### ASSIGNMENT
Scan the records for the word "streaks". Report each line where it occurs.

=== INFORMATION PROVIDED ===

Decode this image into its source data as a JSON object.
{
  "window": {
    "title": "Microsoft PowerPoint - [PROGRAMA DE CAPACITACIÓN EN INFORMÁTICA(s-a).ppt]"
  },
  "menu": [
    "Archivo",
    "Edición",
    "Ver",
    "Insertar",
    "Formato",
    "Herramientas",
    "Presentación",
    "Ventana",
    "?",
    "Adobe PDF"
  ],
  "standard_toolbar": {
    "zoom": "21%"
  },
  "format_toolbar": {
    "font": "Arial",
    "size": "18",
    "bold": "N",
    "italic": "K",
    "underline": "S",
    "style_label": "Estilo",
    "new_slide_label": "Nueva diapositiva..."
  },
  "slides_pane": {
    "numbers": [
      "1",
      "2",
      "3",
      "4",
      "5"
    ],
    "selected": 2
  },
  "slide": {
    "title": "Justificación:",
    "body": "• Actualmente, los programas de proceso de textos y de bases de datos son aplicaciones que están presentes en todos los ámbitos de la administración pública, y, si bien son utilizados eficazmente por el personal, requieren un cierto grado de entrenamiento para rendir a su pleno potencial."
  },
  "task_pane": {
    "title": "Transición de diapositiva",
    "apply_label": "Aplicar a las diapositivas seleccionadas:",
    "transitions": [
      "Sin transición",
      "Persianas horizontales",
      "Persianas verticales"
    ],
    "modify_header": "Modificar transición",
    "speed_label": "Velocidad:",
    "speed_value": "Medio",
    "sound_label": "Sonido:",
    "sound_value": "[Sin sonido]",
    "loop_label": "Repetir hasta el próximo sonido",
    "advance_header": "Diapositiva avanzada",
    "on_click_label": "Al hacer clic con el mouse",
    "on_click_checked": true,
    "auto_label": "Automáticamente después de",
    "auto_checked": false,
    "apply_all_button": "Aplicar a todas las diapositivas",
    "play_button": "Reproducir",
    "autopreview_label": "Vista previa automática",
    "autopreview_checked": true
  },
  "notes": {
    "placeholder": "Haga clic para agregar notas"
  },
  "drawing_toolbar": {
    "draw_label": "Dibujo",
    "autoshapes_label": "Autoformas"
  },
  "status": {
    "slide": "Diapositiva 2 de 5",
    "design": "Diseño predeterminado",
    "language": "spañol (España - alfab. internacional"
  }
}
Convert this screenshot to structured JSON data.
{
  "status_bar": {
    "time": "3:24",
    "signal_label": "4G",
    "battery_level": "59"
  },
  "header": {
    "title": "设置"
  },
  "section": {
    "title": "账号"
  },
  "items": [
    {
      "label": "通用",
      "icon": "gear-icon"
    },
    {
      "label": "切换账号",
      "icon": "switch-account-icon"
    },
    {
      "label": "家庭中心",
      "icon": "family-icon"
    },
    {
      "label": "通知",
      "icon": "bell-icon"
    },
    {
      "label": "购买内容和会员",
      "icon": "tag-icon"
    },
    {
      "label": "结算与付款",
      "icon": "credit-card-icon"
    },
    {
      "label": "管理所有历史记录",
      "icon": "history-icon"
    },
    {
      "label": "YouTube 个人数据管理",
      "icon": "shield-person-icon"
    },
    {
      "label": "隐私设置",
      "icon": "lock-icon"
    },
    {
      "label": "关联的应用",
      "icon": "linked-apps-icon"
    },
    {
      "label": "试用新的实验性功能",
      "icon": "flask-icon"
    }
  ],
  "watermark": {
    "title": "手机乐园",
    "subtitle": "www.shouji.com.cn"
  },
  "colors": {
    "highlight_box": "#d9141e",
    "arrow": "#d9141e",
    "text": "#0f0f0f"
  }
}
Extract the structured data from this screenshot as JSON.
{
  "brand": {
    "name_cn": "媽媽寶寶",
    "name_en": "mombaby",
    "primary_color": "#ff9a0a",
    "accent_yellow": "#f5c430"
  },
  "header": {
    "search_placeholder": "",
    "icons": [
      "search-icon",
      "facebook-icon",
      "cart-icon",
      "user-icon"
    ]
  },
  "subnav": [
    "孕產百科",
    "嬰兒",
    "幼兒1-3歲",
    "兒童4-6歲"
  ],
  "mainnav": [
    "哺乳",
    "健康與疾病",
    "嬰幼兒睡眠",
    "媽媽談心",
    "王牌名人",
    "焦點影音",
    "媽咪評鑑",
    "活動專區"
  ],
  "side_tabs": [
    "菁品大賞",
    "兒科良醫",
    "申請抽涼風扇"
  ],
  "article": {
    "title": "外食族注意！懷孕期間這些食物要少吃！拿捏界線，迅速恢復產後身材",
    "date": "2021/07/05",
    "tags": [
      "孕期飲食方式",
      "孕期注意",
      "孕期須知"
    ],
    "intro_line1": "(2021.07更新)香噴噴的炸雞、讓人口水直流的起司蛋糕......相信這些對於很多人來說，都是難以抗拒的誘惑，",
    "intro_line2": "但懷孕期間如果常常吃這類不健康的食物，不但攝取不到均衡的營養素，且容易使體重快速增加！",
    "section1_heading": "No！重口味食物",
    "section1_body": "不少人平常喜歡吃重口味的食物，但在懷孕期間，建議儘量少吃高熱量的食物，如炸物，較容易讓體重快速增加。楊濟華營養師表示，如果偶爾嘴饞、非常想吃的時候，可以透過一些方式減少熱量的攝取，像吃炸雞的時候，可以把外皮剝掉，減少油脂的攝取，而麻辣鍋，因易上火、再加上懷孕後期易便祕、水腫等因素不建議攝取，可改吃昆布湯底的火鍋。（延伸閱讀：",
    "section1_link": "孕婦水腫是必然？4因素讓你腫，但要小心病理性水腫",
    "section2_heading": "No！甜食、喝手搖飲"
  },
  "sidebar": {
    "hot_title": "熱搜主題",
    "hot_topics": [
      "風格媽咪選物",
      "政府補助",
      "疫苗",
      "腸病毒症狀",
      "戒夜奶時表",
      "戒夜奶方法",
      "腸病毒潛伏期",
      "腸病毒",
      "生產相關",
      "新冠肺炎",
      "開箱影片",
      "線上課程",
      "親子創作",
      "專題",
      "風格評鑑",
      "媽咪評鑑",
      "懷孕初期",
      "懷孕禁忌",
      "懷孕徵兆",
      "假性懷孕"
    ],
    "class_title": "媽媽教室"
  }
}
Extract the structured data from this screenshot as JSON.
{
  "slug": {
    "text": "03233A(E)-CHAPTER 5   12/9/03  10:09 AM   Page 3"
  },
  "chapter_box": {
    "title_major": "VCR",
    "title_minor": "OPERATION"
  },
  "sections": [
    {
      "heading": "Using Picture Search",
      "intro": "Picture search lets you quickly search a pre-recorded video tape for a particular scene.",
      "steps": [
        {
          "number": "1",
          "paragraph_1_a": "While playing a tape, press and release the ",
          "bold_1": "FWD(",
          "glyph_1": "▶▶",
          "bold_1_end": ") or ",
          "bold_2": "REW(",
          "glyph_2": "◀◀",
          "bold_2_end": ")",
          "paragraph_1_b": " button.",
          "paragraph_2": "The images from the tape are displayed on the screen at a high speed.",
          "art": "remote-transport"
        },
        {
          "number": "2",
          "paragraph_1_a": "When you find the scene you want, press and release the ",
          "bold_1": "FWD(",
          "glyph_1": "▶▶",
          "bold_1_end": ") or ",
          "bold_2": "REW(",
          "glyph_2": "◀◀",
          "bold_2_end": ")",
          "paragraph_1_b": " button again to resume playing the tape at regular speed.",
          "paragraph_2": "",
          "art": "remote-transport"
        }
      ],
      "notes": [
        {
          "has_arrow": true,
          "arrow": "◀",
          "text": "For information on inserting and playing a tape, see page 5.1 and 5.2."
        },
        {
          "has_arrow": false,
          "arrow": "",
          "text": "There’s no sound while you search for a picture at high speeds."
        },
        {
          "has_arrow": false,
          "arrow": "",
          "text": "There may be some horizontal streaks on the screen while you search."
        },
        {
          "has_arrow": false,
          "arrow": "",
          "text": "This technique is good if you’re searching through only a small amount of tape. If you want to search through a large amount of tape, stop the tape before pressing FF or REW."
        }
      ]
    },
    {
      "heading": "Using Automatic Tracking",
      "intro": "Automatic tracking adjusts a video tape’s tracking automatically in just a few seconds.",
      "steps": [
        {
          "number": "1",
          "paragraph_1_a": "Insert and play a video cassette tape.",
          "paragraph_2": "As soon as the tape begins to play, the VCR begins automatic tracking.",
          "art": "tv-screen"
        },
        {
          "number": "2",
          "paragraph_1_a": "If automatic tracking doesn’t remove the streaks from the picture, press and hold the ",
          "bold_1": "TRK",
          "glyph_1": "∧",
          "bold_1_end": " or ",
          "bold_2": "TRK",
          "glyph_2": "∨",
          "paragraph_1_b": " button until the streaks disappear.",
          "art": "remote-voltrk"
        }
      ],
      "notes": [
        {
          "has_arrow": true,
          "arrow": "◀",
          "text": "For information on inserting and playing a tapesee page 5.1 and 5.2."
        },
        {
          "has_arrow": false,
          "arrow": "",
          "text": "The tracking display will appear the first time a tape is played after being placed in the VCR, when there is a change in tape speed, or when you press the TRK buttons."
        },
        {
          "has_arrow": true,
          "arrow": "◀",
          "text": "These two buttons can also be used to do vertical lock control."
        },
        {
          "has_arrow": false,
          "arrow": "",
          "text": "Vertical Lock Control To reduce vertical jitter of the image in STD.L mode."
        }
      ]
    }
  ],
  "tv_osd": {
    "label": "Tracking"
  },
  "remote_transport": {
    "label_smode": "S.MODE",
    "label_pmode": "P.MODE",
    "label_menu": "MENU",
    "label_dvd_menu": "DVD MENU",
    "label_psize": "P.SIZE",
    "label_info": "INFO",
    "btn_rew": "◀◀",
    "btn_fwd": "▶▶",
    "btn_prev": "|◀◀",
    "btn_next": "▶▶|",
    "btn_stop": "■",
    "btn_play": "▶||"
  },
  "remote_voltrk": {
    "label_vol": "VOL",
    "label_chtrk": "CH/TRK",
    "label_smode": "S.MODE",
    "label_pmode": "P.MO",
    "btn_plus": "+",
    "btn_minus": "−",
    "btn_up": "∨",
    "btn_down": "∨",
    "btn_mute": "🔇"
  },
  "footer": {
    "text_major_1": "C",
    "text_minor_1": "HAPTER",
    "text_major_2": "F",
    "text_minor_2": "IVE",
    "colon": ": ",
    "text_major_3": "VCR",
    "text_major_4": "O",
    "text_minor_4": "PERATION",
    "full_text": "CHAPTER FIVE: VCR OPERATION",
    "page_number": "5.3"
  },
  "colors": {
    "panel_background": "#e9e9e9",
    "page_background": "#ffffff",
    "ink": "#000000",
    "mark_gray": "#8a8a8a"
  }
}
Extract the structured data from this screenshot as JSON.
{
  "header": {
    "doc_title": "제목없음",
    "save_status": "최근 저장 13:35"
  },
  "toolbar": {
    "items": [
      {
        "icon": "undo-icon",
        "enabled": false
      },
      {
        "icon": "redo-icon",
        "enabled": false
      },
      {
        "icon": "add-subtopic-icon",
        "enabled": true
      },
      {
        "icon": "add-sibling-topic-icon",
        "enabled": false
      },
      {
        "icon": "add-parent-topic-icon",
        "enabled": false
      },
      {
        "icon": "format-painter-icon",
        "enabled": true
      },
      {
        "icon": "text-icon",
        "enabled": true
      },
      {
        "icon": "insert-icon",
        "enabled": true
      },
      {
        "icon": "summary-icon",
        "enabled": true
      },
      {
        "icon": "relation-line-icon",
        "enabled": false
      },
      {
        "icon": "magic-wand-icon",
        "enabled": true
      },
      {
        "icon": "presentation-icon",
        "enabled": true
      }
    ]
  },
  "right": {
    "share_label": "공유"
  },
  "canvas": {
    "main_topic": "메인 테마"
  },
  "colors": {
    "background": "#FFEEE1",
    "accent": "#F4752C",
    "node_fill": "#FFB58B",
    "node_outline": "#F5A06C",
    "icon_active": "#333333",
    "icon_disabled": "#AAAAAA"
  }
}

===

### SOLUTION TO THIS PROBLEM
          "text": "There may be some horizontal streaks on the screen while you search."
          "paragraph_1_a": "If automatic tracking doesn’t remove the streaks from the picture, press and hold the ",
          "paragraph_1_b": " button until the streaks disappear.",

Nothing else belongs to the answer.